Look, for example, at the jump from 2013 to 2014 in the amount of articles mentioning the word “transparency” published by the New York Times. Currently, the percentage stands at 1.03 of all NYT articles so far this year. If you’ll excuse the pun, it’s crystal-clear that this jump is due to backlash after the Edward Snowden whistle-blowing events, exposing the extent to which the National Security Agency has secretly collected, dragnet style, information from the communications of the general public.
But note also the concurrent jump in disclosure, similar to current applications of transparency in that a push for disclosure demands making new or secret information known. In this sense, the two words are used in a conjunctive manner, as seen in this NYT article: “Edward Snowden’s unauthorized disclosures of secret mass surveillance programs have forever changed the public discussion about the relationship between national security and the protection of privacy and civil liberties.” In other words, disclosures influence the public discussion about transparency, and transparency demands disclosures of secret information.
Interestingly, disclosure usage also peaked in 1973 surrounding—you guessed it—the Watergate scandals. The idea put forth in transparency isn’t new. But transparency has only made a new-usage debut in recent years because it does encompass the environment in which the new surge of controversial disclosure has emerged. Average Americans have more direct access to governmental information than ever (remember in 2012 when President Obama was just a click away to answering your questions on a Reddit session of Ask Me Anything?).
Thus, to proponents of the transparency movement, it seems that much more offensive that the government is gathering information about us in secret. Whenever someone uses the word transparency in critiquing the government, they argue that the NSA has cheated: the NSA took advantage of transparency, without being transparent themselves.
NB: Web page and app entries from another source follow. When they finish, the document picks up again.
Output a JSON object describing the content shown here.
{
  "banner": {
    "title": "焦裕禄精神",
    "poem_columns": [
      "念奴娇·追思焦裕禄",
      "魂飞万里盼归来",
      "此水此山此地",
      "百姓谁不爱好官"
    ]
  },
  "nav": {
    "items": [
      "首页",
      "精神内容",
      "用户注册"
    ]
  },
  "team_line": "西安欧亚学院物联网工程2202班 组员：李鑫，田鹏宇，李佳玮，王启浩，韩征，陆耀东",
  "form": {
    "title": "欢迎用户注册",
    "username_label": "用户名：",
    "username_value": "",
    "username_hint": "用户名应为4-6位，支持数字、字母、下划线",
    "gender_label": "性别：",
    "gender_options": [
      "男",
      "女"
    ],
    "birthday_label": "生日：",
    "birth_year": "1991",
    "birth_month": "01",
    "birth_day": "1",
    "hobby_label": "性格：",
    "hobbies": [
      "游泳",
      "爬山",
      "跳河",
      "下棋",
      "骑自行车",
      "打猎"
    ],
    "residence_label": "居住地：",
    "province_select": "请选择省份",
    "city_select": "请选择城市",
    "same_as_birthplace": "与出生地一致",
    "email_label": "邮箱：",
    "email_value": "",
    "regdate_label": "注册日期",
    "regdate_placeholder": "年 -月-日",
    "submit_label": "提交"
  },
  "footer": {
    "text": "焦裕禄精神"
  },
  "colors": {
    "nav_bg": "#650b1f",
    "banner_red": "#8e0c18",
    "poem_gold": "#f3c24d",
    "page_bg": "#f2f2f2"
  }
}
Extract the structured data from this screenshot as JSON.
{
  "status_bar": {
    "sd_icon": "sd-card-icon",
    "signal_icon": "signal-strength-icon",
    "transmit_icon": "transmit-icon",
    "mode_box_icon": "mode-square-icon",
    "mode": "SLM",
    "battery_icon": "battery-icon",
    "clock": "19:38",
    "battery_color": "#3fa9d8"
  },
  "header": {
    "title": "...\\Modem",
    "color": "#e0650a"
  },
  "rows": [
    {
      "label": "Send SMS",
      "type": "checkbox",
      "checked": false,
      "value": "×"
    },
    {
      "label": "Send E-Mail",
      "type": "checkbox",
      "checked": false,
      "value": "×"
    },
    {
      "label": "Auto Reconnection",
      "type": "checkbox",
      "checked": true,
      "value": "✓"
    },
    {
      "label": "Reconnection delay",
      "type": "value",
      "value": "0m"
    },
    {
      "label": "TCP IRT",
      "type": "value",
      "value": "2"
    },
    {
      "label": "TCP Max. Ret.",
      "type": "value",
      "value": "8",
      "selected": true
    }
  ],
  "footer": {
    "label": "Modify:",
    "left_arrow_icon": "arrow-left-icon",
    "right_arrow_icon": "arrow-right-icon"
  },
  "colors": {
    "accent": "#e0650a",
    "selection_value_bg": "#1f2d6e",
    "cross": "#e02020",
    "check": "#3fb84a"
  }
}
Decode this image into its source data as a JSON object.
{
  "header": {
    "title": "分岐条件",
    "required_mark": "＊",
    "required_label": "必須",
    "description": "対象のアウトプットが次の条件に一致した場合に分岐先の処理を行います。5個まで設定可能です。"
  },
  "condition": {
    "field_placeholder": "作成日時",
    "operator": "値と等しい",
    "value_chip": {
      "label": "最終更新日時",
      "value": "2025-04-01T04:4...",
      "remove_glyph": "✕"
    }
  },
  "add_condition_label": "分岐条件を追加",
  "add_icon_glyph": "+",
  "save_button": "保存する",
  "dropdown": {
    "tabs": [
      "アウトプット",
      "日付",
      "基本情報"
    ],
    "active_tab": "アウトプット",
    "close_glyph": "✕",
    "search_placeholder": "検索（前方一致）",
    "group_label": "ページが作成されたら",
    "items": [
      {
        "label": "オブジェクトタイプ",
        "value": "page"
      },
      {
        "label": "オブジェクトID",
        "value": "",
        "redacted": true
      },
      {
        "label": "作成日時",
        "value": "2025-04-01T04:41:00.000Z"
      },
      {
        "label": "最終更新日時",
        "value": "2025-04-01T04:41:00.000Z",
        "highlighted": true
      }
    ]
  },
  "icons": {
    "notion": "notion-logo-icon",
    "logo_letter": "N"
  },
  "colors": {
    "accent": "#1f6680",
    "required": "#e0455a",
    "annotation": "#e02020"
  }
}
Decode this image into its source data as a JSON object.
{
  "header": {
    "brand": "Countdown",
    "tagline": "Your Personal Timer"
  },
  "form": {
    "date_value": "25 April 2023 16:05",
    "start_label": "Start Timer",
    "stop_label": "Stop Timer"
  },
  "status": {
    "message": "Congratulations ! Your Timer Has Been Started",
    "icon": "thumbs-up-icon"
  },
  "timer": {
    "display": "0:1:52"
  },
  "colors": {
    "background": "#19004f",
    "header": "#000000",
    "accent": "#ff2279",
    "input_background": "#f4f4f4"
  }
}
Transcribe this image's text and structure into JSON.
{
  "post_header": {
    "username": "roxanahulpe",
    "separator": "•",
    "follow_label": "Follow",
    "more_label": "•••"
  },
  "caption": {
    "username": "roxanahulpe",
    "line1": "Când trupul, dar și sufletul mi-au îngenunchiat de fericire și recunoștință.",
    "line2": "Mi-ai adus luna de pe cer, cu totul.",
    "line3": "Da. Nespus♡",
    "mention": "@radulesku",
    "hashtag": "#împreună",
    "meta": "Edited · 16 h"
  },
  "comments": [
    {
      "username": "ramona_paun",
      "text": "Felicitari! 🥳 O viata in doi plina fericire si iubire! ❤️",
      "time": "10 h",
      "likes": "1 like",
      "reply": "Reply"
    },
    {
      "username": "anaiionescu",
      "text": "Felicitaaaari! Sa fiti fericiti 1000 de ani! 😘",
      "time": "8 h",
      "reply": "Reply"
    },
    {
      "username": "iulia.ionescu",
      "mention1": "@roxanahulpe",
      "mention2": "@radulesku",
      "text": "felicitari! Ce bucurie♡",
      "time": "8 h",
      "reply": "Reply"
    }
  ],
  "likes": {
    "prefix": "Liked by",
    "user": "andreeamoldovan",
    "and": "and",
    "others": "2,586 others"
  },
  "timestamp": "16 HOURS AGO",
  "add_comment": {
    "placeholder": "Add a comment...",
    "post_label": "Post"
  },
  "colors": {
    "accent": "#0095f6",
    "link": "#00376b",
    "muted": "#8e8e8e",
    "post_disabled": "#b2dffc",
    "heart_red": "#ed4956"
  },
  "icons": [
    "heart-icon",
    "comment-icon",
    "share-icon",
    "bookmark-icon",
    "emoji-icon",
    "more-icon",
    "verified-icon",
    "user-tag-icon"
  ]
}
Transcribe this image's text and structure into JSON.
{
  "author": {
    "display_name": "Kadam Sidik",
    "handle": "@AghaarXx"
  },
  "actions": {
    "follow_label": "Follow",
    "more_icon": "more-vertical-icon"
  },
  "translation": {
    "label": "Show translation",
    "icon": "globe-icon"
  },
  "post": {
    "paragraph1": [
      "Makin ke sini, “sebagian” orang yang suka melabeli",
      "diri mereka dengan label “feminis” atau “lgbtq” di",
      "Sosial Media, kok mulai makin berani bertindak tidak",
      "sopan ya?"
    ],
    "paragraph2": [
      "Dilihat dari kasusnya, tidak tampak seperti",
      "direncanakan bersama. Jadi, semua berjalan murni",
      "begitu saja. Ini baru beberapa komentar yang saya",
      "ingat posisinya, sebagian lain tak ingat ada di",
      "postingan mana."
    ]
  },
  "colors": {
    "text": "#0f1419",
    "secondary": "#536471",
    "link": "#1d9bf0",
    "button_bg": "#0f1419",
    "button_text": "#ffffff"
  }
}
But now, as the 2014 midterm elections draw close, the government itself–in the form of those campaigning for or those in the House and Senate—is harnessing the single-word power of the transparency phenomenon. Political analysts have argued that another form of transparency, financial transparency, will restore trust between voters and campaigners. “Campaigning on financial transparency will win elections,” writes David Rehr, citing the George Washington University Battleground Poll of March that demonstrates that 66% of the sample responded they would be strongly more likely to support a candidate who was committed to providing financial transparency for government spending.
And if the USA Freedom Act passes in the Senate, including the newly elected senators in the short session after elections in November, then the NSA will be severely limited in its continued use of dragnet data surveillance.
The midterm elections are abuzz with transparency, and will add unique and new dimensions to the perception of transparency in American society. Will transparency continue to climb in usage, a hot-button topic wrought with frustration, outrage, and demands? Or will transparency eventually fall out of usage by becoming the norm, so integral to methodology of governmental information operations that we notice it no more than we would notice the clear glass of a window pane? The midterm elections is the next body of discourse that will either nudge the high-level usage of the word even higher as we continue into the 21st century, or normalize it back to pre-hashtag levels. Regardless of what happens in the coming months, or even years, the meaning of transparency has been definitively altered. And who’s to say, in our word-generative era, that it won’t change again?